* **WORK REQUEST**
For the records below, tally the lines that contain "JSON" and give only that number.
*** RECORDS SUPPLIED ***
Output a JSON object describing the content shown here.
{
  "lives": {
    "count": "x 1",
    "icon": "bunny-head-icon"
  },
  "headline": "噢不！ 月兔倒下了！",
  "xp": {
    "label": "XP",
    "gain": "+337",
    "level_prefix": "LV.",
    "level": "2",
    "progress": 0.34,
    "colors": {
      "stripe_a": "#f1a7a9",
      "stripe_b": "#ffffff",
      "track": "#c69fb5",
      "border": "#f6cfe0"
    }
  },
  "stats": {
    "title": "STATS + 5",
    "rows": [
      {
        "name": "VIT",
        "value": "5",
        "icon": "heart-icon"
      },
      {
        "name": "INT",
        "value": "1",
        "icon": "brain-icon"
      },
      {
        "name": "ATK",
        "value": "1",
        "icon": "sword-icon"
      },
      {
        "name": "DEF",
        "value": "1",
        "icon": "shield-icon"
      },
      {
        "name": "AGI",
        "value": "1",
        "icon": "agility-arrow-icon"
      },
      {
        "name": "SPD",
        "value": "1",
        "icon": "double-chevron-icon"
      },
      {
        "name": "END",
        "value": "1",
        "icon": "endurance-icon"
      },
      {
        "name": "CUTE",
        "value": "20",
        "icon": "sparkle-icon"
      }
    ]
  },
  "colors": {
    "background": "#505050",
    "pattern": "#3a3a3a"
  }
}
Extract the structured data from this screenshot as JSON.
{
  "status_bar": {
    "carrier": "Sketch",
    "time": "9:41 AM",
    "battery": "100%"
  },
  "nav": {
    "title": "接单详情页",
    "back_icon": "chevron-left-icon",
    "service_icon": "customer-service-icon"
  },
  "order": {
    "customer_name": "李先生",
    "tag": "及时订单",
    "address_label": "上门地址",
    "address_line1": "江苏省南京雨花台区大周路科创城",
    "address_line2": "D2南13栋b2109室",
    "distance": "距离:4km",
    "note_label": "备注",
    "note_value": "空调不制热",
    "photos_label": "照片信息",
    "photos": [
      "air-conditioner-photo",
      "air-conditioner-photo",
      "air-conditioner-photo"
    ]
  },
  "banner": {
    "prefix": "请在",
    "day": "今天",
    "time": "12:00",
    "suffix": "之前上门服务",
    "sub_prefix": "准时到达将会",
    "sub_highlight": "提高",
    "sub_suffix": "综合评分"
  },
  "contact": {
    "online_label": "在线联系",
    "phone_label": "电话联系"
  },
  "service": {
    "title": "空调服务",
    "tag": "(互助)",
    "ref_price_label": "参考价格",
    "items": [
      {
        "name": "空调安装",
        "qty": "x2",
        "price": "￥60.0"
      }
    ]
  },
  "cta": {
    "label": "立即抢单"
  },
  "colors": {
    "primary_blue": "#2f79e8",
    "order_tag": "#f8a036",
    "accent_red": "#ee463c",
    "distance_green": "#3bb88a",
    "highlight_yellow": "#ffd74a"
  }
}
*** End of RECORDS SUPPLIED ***
* **THE COMPLETED TASK**
2